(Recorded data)
---

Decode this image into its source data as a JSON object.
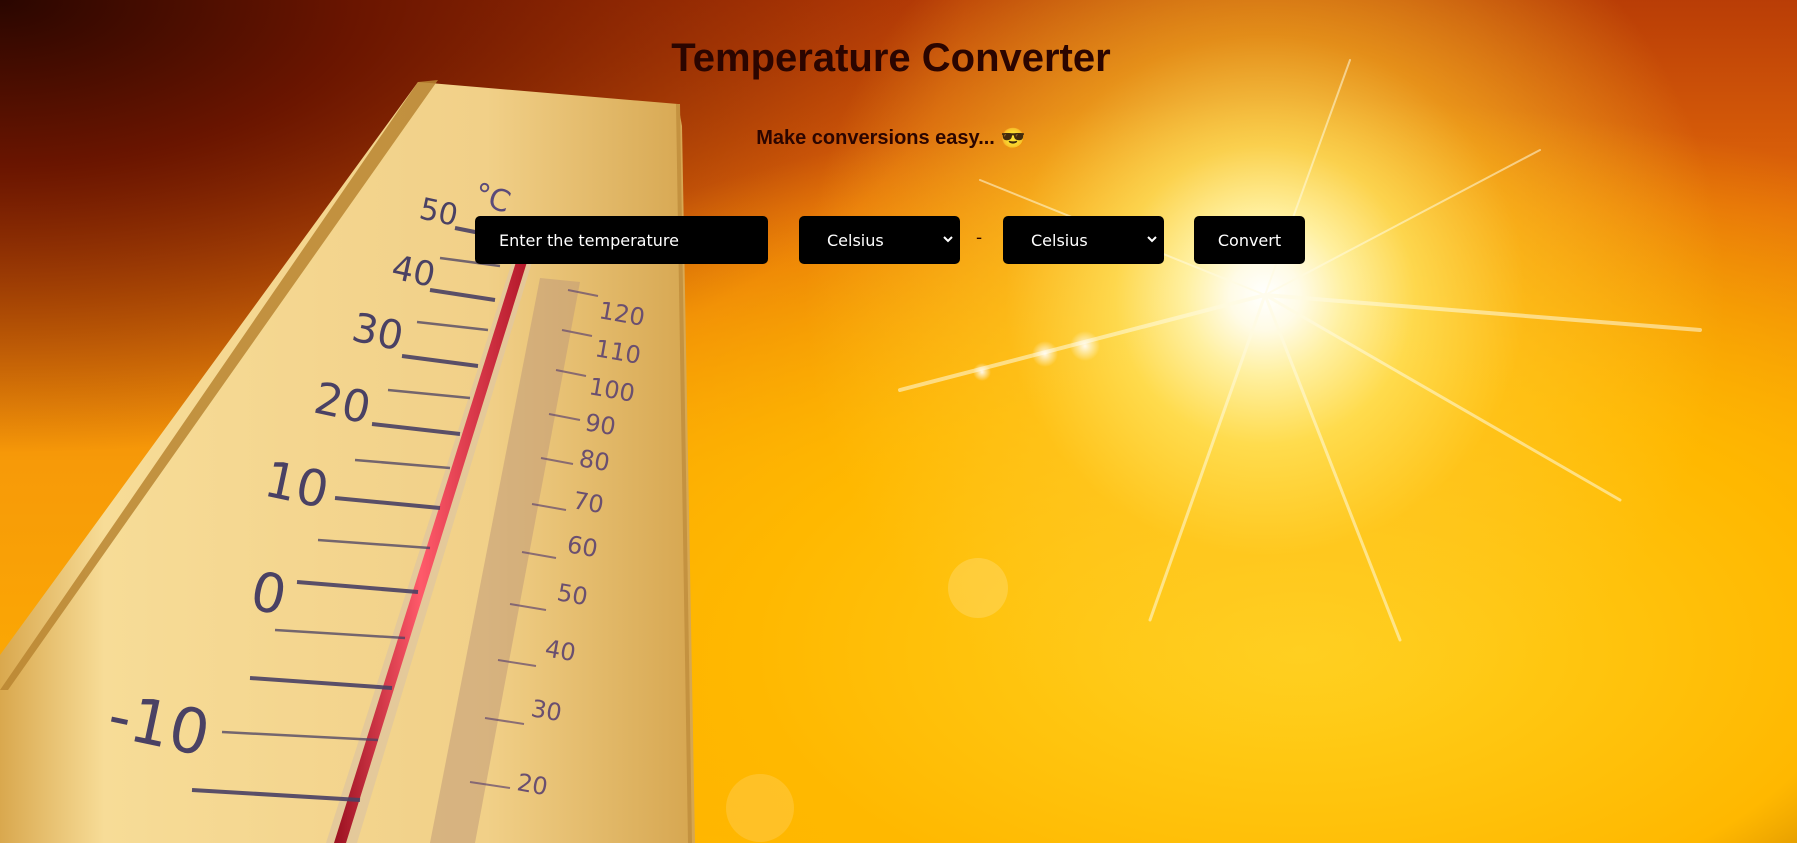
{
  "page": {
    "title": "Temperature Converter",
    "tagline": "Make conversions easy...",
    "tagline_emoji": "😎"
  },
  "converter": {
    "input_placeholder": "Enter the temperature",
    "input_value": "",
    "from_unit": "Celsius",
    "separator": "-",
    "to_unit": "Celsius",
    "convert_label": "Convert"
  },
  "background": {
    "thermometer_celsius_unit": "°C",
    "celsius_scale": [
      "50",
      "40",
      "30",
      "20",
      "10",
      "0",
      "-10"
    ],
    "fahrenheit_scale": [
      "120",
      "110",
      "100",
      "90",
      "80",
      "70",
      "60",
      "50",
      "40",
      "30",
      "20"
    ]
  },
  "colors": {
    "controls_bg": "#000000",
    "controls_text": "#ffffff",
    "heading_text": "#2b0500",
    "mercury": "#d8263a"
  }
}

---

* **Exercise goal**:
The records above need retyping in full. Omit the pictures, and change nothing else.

* **Response below**:
Decode this image into its source data as a JSON object.
{
  "page": {
    "title": "Temperature Converter",
    "tagline": "Make conversions easy...",
    "tagline_emoji": "😎"
  },
  "converter": {
    "input_placeholder": "Enter the temperature",
    "input_value": "",
    "from_unit": "Celsius",
    "separator": "-",
    "to_unit": "Celsius",
    "convert_label": "Convert"
  },
  "background": {
    "thermometer_celsius_unit": "°C",
    "celsius_scale": [
      "50",
      "40",
      "30",
      "20",
      "10",
      "0",
      "-10"
    ],
    "fahrenheit_scale": [
      "120",
      "110",
      "100",
      "90",
      "80",
      "70",
      "60",
      "50",
      "40",
      "30",
      "20"
    ]
  },
  "colors": {
    "controls_bg": "#000000",
    "controls_text": "#ffffff",
    "heading_text": "#2b0500",
    "mercury": "#d8263a"
  }
}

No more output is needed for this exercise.